    May His peace surround you.

    • Thanks so much, Karin. It is a unique kind of pain. And may I say thank you for your work with the Alzheimer’s Society? What a great organization, helping an increasing number of us who must deal with this dreadful process.

  2. Your attention to detail and how you continue to make things pretty and comfortable for your momma says a lot about your hospitality, miss Diana… not to mention the love, of you and the whole family.


    • Thank you, Darlene. My family has blessed me big-time in this whole process. My brother and his wife in particular, but Dick’s sister, our son and his wife, our son-in-law – all of them hefted chairs and couches and boxes and bins. We could not have done it without them all.

  3. This was so touching and beautiful, Diana. I have been praying for you this weekend and wondering how it all went. What a gift to see how God uses even the human decline to His glory.

  4. Oh, Diana. I’m thinking of you and I know the consuming work this takes. I hope you find restorative rest after that move. When we moved my Dad, we teased him that with 9 daughters and my mom, he had already been living in “assisted living” for over 50 years! ; ) Well done, dear Diana. My prayers continue for you and your Mom. Sending a hug. = )

  5. I love the respect…honor and dignity you give your mom and this very difficult and pain space…continued grace as you walk this path with your dear mom. blessings~

  6. Diana, that was truly, deeply, achingly beautiful in the midst of such hard and change. Bless you for sharing your heart and this little corner of her life. It seems that ministering gift runs deep in your lineage, straight from your mom’s precious heart to yours.

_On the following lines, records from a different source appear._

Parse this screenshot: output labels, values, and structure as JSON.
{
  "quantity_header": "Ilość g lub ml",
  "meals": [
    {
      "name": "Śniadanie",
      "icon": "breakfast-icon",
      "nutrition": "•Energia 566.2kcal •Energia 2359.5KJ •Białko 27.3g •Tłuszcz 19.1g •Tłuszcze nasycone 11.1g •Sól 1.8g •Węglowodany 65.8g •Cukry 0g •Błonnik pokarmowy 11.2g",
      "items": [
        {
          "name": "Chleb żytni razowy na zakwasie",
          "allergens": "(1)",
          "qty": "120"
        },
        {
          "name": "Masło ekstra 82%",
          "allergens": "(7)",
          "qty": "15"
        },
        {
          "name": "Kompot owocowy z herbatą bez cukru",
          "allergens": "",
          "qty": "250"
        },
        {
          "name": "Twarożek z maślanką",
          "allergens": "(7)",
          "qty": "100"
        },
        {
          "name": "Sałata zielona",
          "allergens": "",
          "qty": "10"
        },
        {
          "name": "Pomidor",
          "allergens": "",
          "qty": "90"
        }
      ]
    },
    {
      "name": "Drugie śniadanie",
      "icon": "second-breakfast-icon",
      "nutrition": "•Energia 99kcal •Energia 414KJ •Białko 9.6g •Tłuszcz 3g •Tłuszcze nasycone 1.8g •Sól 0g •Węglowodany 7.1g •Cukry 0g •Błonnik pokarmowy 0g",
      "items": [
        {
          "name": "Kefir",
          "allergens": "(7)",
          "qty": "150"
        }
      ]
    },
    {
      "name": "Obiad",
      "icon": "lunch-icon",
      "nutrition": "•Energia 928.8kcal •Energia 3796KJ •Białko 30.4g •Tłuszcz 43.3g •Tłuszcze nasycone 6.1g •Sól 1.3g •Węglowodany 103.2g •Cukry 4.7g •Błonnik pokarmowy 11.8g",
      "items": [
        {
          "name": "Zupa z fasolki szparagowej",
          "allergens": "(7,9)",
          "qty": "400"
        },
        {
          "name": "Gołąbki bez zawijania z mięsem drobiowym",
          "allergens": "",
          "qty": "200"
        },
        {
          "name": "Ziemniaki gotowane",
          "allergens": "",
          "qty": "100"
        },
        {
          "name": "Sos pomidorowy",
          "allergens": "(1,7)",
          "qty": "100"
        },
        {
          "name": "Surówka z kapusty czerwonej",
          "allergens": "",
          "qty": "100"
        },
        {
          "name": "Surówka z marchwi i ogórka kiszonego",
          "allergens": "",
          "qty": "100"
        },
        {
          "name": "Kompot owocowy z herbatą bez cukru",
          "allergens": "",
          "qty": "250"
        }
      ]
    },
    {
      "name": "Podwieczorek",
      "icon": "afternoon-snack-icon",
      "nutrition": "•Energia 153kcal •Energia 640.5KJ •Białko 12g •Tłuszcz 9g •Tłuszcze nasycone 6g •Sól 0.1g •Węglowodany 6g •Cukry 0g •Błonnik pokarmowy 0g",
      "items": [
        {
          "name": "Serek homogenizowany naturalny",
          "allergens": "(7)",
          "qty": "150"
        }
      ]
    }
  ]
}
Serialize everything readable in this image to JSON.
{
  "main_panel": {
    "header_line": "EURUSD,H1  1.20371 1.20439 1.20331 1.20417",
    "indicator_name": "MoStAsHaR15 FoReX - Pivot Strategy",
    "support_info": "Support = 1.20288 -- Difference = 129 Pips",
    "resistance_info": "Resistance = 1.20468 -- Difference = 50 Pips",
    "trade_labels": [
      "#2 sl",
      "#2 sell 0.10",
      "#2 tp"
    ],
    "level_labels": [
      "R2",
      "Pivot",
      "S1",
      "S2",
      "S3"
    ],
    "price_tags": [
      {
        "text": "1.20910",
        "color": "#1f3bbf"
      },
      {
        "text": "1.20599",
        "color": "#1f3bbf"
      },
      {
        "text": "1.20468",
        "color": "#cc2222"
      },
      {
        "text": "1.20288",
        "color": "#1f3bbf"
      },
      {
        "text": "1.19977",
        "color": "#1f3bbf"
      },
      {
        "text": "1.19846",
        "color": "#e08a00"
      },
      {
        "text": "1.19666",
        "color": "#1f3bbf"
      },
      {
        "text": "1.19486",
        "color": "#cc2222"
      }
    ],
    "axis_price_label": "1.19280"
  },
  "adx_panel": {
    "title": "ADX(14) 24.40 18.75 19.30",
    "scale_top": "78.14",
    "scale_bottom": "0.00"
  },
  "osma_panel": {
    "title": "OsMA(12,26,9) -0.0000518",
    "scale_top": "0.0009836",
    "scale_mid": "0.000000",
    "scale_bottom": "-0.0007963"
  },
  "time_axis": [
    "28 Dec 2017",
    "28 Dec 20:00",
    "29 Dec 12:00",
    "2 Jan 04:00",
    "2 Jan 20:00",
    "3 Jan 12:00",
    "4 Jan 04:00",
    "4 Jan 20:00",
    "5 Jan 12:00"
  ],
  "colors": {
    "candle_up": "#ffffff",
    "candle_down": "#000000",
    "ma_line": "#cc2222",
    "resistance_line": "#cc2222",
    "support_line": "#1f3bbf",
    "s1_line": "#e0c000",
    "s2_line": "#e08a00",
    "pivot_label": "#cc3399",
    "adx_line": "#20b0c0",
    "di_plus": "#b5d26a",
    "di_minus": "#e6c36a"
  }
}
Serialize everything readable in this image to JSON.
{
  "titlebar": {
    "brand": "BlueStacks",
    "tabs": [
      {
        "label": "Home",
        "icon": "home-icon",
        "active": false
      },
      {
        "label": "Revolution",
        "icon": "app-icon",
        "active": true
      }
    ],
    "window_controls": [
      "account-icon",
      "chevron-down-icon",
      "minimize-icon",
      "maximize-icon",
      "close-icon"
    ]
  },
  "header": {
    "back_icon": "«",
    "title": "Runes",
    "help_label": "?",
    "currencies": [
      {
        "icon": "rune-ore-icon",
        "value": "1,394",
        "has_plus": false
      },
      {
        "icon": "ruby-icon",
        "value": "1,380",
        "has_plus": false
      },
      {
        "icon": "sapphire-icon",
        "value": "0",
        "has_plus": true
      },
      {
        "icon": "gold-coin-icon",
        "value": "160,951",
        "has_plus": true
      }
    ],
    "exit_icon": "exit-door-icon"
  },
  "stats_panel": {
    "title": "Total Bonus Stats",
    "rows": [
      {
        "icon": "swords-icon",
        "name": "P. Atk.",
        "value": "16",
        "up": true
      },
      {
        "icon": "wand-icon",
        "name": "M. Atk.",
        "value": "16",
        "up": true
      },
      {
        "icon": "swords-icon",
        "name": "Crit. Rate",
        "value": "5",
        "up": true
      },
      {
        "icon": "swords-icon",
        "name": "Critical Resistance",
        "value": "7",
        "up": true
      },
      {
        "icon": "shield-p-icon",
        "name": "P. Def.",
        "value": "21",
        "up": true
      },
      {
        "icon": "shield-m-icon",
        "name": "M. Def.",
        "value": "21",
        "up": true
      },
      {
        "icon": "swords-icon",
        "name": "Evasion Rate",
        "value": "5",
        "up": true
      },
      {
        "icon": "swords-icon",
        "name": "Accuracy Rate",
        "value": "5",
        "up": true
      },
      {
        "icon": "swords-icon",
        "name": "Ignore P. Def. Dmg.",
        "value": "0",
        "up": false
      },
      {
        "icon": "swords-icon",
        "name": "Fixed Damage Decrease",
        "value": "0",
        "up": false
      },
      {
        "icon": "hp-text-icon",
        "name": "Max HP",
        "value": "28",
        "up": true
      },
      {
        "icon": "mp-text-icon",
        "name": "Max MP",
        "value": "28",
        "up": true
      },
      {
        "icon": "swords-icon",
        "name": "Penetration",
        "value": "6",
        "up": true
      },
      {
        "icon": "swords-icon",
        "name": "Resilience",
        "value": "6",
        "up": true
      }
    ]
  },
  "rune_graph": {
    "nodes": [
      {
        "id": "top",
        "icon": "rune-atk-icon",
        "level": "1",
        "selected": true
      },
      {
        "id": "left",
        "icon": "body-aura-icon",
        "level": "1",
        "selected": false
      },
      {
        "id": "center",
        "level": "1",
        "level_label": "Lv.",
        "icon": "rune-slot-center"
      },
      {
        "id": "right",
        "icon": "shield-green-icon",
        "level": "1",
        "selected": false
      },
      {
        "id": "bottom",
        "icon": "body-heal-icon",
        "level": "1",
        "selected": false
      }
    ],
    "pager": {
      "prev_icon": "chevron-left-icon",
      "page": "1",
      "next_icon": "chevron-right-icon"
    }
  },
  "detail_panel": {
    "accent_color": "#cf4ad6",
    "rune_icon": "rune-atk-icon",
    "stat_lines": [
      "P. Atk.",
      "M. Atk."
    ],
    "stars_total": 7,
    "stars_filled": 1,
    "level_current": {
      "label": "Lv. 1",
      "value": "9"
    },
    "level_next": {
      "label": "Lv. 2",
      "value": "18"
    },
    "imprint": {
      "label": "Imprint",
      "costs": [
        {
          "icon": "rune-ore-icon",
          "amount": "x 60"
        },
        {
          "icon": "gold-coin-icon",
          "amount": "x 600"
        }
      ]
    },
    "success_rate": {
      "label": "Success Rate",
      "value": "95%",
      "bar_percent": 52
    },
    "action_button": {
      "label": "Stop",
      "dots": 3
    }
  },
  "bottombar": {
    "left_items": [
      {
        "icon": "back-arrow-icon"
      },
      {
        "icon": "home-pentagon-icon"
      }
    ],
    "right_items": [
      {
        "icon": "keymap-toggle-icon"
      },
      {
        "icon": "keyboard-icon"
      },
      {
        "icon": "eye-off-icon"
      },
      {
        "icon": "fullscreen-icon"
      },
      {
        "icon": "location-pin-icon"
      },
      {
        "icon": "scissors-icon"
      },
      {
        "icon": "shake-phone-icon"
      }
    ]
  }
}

    • Thanks so much, Cindee. Yes, I learned a lot about hospitality by watching my mom do it so very well. She still teaches me, even in the midst of this morass.

  7. You phrase”she moved down”, made me think that this down is preparing her for the great big up. Heaven awaits.

    Praying for you, sweet friend, for comfort and rest.


  8. This journey has been pressing on my heart, Diana. You and your sweet family have been in my prayers. I keep thinking of the title of Sam’s audio series: A Beautiful Trench. Isn’t that where these hard places are? Sending love across the miles.

    • Thank you, Laura, for your thoughts and prayers and for these kind words. I love the title of Sam’s series, too – vividly true of so much of life.